> **Problem**
Show every line of the data that contains the string "title".

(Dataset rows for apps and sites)

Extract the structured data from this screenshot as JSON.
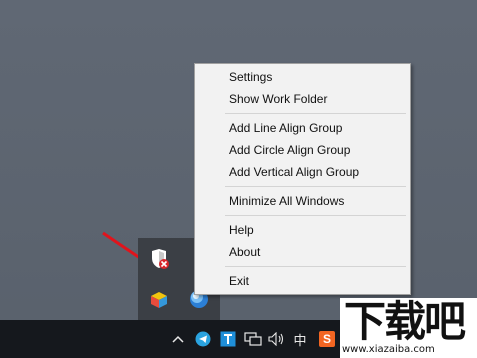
{
  "menu": {
    "items": [
      {
        "label": "Settings"
      },
      {
        "label": "Show Work Folder"
      },
      {
        "label": "Add Line Align Group"
      },
      {
        "label": "Add Circle Align Group"
      },
      {
        "label": "Add Vertical Align Group"
      },
      {
        "label": "Minimize All Windows"
      },
      {
        "label": "Help"
      },
      {
        "label": "About"
      },
      {
        "label": "Exit"
      }
    ]
  },
  "tray": {
    "flyout_icons": [
      "defender-warning-icon",
      "cube-app-icon",
      "desktop-align-app-icon"
    ],
    "taskbar_icons": [
      "show-hidden-icons-chevron",
      "telegram-icon",
      "t-app-icon",
      "network-icon",
      "volume-icon"
    ],
    "ime_label": "中",
    "sogou_label": "S"
  },
  "watermark": {
    "text": "下载吧",
    "url": "www.xiazaiba.com"
  },
  "colors": {
    "desktop": "#5c6470",
    "menu_bg": "#f2f2f2",
    "taskbar": "#15181d",
    "arrow": "#e0141c"
  }
}
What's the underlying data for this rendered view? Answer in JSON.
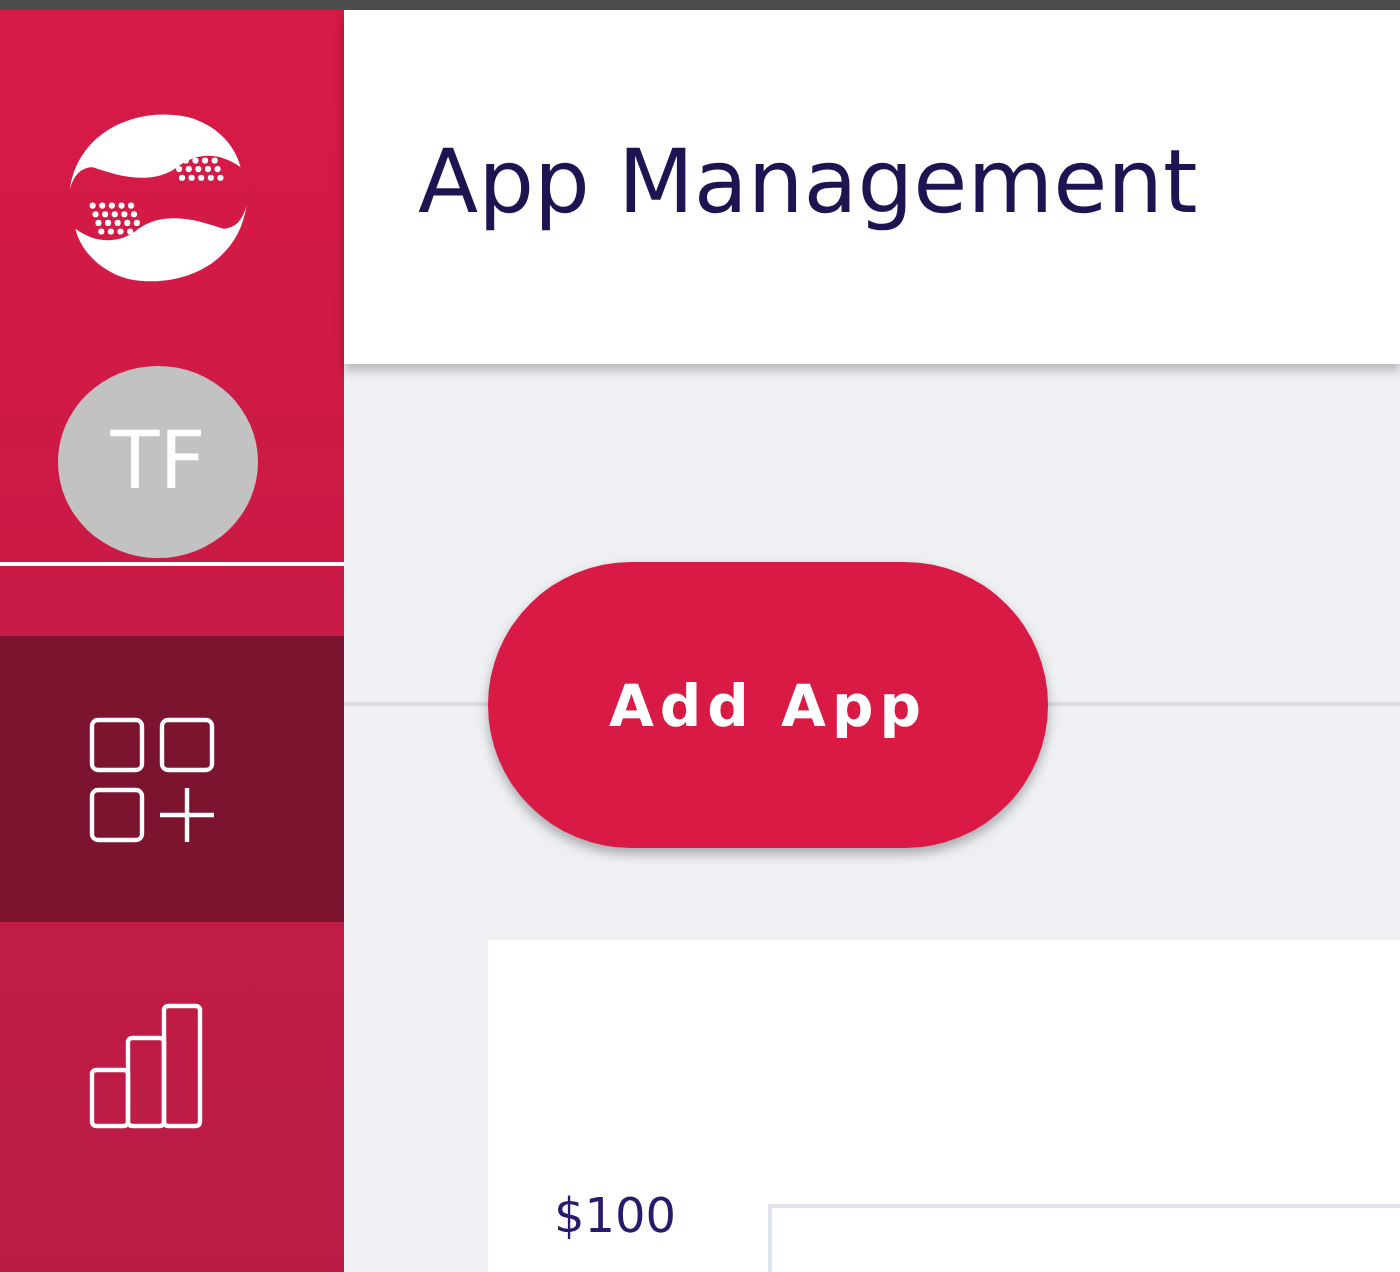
{
  "sidebar": {
    "avatar": {
      "initials": "TF"
    },
    "items": [
      {
        "kind": "apps",
        "selected": true
      },
      {
        "kind": "stats",
        "selected": false
      }
    ]
  },
  "header": {
    "title": "App Management"
  },
  "toolbar": {
    "add_button": "Add App"
  },
  "card": {
    "y_axis_label": "$100"
  }
}
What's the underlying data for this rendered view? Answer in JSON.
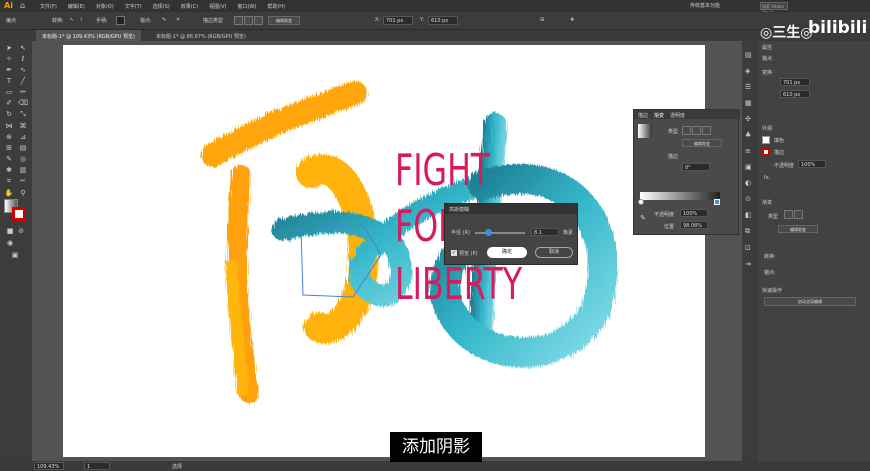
{
  "menubar": {
    "logo": "Ai",
    "items": [
      "文件(F)",
      "编辑(E)",
      "对象(O)",
      "文字(T)",
      "选择(S)",
      "效果(C)",
      "视图(V)",
      "窗口(W)",
      "帮助(H)"
    ],
    "workspace": "传统基本功能",
    "search": "搜索 Adobe Stock"
  },
  "control": {
    "label": "编点",
    "convert": "转换:",
    "handle": "手柄:",
    "anchor": "锚点:",
    "style_label": "描边类型",
    "edit_gradient": "编辑渐变",
    "x_label": "X:",
    "x": "701 px",
    "y_label": "Y:",
    "y": "610 px"
  },
  "tabs": [
    {
      "label": "未标题-1* @ 109.43% (RGB/GPU 预览)"
    },
    {
      "label": "未标题-1* @ 86.67% (RGB/GPU 预览)"
    }
  ],
  "art": {
    "fight": "FIGHT",
    "for": "FOR",
    "liberty": "LIBERTY"
  },
  "properties": {
    "title": "属性",
    "section_anchor": "锚点",
    "section_transform": "变换",
    "x": "701 px",
    "y": "610 px",
    "section_appearance": "外观",
    "fill": "填色",
    "stroke": "描边",
    "opacity_label": "不透明度",
    "opacity": "100%",
    "fx": "fx.",
    "section_gradient": "渐变",
    "type_label": "类型",
    "edit_gradient": "编辑渐变",
    "convert": "转换:",
    "anchor": "锚点:",
    "quick_actions": "快速操作",
    "quick_button": "启动全局编辑"
  },
  "gradient": {
    "tabs": [
      "描边",
      "渐变",
      "透明度"
    ],
    "type_label": "类型",
    "edit_gradient": "编辑渐变",
    "stroke_label": "描边",
    "angle": "0°",
    "opacity_label": "不透明度",
    "opacity": "100%",
    "position_label": "位置",
    "position": "98.08%"
  },
  "dialog": {
    "title": "高斯模糊",
    "radius_label": "半径 (R)",
    "radius_value": "8.1",
    "unit": "像素",
    "preview": "预览 (P)",
    "ok": "确定",
    "cancel": "取消",
    "slider_fraction": 0.25
  },
  "status": {
    "zoom": "109.43%",
    "page": "1",
    "tool": "选择"
  },
  "caption": "添加阴影",
  "watermark": {
    "left": "◎三生◎",
    "right": "bilibili"
  },
  "colors": {
    "orange": "#ff9d00",
    "teal": "#1a9cb0",
    "pink": "#d81b60"
  }
}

> **Final answer**
    "title": "App Management"
    "title": "属性",
    "title": "高斯模糊",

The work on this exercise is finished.